╭─ Data section

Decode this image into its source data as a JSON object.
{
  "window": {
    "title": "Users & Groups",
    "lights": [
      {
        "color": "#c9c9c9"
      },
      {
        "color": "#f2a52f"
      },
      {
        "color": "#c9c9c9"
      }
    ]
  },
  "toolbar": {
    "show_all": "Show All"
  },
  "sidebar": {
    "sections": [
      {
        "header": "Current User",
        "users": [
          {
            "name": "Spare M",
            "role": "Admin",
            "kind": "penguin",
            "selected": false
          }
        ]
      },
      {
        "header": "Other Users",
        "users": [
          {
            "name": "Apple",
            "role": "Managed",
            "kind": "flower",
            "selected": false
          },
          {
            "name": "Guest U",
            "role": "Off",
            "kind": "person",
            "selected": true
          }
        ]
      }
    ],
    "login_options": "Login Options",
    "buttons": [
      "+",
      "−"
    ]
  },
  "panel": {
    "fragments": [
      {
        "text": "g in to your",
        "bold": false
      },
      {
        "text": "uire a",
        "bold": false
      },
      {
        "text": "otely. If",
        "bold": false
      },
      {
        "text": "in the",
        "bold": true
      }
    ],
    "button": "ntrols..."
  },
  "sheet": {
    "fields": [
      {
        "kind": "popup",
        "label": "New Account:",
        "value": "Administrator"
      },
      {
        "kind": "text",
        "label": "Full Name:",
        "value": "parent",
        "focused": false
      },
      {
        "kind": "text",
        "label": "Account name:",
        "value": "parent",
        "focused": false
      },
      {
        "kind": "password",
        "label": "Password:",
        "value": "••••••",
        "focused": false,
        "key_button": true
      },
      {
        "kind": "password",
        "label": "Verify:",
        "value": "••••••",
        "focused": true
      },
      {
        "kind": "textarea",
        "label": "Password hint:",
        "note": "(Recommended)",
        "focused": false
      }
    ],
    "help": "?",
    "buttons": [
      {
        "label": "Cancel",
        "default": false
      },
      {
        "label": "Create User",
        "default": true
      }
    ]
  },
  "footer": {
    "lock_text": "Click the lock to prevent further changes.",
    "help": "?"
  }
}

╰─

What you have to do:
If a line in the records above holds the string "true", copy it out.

Response to this task:
            "selected": true
        "bold": true
        "key_button": true
        "focused": true
        "default": true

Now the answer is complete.